CONCLUSIONS - Among this patient population, FQ exposure before TB diagnosis was associated with an increased risk of death. These findings underscore the need for cautious use of FQs in persons with possible TB.

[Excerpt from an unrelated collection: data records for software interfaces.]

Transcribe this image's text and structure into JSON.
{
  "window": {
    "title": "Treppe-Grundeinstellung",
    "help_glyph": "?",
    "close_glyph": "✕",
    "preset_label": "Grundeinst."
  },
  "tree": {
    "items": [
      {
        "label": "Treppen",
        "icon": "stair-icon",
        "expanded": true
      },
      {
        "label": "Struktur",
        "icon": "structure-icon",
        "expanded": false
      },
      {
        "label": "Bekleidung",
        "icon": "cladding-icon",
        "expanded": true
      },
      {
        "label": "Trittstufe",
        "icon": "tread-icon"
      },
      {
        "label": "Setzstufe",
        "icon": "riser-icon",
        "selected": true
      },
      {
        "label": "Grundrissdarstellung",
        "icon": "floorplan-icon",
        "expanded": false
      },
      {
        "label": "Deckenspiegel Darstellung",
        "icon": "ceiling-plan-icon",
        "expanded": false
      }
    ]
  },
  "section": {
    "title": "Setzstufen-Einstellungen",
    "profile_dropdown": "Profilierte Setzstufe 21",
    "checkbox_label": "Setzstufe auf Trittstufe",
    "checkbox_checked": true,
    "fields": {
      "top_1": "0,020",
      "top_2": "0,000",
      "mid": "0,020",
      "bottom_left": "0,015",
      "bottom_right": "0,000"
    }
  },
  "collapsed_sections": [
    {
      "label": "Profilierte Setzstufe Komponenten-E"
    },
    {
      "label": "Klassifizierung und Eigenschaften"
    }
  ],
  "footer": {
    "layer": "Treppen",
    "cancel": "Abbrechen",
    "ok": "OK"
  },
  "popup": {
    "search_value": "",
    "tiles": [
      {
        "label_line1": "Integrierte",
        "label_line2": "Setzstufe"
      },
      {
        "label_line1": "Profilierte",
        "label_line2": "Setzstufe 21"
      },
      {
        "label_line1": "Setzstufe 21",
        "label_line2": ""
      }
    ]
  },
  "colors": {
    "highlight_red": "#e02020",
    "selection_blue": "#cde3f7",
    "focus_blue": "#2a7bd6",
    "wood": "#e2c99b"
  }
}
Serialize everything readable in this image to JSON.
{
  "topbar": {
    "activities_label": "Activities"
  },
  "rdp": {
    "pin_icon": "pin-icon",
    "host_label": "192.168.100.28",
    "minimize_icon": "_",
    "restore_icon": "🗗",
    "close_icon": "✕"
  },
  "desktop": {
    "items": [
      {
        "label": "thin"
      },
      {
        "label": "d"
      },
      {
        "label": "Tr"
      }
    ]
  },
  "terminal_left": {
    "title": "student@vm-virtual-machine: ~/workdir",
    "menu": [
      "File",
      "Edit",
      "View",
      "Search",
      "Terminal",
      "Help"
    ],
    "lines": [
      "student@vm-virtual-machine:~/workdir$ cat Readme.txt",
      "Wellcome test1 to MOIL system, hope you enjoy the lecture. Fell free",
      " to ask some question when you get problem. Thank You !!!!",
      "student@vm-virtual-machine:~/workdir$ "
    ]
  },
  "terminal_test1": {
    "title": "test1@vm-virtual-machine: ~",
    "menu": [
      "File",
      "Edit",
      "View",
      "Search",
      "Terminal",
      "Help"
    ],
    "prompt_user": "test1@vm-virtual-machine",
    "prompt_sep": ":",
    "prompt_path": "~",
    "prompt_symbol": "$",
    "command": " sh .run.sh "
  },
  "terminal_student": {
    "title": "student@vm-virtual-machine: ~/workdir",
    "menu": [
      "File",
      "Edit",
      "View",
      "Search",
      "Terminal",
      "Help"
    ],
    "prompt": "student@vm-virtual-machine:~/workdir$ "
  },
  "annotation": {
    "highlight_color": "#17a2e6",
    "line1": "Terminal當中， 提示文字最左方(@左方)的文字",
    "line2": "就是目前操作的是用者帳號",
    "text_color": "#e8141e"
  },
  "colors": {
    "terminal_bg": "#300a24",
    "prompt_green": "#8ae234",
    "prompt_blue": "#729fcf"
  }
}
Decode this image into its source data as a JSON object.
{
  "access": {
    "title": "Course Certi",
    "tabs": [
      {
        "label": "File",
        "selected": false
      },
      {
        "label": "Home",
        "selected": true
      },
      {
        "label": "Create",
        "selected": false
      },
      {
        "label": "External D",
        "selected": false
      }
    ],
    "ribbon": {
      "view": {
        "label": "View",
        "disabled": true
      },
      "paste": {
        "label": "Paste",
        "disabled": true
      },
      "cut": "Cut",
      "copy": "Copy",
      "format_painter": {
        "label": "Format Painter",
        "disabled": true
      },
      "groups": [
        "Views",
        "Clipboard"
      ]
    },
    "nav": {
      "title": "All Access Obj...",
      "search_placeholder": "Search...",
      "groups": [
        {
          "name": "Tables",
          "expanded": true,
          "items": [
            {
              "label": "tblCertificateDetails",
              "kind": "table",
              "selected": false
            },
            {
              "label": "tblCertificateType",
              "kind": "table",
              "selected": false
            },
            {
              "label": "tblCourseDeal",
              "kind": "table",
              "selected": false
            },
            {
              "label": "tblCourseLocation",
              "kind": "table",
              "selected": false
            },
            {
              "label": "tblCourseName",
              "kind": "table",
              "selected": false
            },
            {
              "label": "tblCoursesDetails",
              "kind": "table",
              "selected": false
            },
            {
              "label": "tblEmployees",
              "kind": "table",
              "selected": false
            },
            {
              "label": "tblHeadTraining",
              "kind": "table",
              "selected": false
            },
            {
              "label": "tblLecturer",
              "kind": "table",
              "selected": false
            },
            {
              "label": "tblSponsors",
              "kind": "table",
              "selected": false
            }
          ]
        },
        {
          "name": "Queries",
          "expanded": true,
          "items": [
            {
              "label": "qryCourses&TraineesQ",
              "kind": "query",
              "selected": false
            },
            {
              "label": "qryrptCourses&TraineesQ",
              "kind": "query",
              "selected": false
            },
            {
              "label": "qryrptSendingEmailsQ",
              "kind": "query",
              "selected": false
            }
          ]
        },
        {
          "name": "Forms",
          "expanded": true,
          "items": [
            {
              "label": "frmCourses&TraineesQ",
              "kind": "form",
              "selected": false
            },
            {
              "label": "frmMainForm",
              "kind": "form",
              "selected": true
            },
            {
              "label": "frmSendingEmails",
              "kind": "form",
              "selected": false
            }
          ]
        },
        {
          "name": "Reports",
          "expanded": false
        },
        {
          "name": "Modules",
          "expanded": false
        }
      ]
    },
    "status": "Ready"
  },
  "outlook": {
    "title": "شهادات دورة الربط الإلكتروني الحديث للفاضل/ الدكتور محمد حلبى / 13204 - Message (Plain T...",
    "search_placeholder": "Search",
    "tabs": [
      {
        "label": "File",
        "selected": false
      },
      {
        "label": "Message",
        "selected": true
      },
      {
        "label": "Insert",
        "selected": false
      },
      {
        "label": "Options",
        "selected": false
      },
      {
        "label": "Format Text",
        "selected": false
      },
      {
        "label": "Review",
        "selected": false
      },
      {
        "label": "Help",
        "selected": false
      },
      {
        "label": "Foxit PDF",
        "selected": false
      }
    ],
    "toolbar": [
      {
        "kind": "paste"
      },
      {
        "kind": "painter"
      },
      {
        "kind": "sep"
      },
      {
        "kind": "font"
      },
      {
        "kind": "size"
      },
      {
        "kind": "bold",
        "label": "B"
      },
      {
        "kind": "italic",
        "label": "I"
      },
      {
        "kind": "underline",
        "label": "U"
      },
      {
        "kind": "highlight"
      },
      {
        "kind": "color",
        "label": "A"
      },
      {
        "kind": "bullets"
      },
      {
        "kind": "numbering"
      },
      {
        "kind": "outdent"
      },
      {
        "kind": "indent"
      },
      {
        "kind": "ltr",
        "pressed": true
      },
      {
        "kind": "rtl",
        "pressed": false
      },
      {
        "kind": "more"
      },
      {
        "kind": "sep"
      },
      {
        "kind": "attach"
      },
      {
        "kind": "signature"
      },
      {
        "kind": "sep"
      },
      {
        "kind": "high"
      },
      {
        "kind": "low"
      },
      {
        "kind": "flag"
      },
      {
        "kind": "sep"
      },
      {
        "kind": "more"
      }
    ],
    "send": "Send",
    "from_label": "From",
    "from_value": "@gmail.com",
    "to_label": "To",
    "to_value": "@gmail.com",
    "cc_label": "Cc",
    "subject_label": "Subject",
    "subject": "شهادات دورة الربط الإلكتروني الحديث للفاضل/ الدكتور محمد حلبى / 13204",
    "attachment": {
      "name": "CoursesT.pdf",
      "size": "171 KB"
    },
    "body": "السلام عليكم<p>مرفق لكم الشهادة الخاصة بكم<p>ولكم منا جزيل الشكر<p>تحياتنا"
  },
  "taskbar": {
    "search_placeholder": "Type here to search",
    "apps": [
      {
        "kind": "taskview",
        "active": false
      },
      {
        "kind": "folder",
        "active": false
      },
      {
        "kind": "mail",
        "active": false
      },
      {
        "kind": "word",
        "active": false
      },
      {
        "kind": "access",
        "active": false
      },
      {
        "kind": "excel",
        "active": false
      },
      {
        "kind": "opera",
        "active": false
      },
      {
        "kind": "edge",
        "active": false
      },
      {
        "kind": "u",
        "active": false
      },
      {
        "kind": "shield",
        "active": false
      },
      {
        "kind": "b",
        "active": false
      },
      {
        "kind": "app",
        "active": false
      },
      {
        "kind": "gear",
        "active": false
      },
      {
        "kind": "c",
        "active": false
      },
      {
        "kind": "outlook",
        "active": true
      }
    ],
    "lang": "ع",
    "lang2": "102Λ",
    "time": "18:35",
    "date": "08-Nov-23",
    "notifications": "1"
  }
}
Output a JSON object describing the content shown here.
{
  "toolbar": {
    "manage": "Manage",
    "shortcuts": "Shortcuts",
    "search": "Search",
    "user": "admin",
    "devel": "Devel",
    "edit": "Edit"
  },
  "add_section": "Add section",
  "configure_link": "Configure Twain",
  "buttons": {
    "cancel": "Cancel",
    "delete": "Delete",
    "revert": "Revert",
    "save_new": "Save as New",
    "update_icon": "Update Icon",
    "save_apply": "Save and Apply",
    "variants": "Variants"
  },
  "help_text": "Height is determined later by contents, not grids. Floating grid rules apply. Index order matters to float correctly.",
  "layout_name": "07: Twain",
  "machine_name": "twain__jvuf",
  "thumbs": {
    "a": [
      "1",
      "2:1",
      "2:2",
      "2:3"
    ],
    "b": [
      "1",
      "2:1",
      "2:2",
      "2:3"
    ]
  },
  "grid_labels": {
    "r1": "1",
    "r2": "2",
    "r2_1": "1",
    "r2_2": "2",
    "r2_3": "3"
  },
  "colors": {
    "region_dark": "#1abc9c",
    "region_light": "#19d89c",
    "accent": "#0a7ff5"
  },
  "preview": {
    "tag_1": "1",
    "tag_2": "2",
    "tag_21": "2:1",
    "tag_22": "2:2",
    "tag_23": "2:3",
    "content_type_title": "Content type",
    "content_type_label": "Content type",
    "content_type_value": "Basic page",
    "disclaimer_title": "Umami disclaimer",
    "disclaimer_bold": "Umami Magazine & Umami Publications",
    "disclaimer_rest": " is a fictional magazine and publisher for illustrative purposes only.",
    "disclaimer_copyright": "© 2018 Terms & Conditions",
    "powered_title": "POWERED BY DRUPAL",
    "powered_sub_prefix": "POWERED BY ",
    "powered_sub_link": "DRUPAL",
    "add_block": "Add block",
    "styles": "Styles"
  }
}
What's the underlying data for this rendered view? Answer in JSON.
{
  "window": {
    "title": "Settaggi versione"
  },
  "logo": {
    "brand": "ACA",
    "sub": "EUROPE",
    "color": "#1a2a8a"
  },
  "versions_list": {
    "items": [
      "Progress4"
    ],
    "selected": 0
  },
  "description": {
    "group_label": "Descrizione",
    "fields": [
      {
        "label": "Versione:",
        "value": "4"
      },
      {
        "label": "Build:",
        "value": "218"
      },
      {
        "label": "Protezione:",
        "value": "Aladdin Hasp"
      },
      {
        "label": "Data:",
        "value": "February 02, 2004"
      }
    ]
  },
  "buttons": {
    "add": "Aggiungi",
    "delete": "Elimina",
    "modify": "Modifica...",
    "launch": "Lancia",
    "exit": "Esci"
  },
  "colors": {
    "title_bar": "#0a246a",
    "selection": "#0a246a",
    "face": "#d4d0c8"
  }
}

Microcolony growth of Mycobacterium tuberculosis on agar proportion susceptibility testing is neither well-defined nor previously reported with fluoroquinolone susceptibility testing. We describe here M. tuberculosis microcolony growth with fluoroquinolones, and assess its clinical significance. We screened 797 M. tuberculosis isolates for ofloxacin resistance (2.0 μg/mL) by agar proportion; 19 ofloxacin-resistant and 38 ofloxacin-susceptible isolates were selected for more detailed susceptibility testing with ofloxacin, ciprofloxacin, levofloxacin (all at 2.0 μg/mL) and moxifloxacin (0.5 μg/mL). The 57 isolates were also tested at two concentrations both above and below the critical concentrations. Microcolonies were defined as colonies 0.2-0.4 mm in diameter; confirmed microcolonies were present on repeat testing. Of the 57 isolates tested in detail, 7 grew microcolonies, of which 2 (0.3% of all isolates tested) had confirmed microcolonies on repeat testing (6 tests performed, and microcolonies were present on at least 4). Both M. tuberculosis isolates were ofloxacin-resistant on screening, and had ofloxacin minimum inhibitory concentration (MIC) >8 μg/mL. The five other isolates were ofloxacin-susceptible on screening, but had regular colony growth (i.e., resistance) at the drug concentration that initially resulted in microcolonies (ofloxacin 0.5 or 1.0 μg/mL). Microcolonies were observed infrequently with fluoroquinolone susceptibility testing, but when confirmed, they were associated with drug resistance.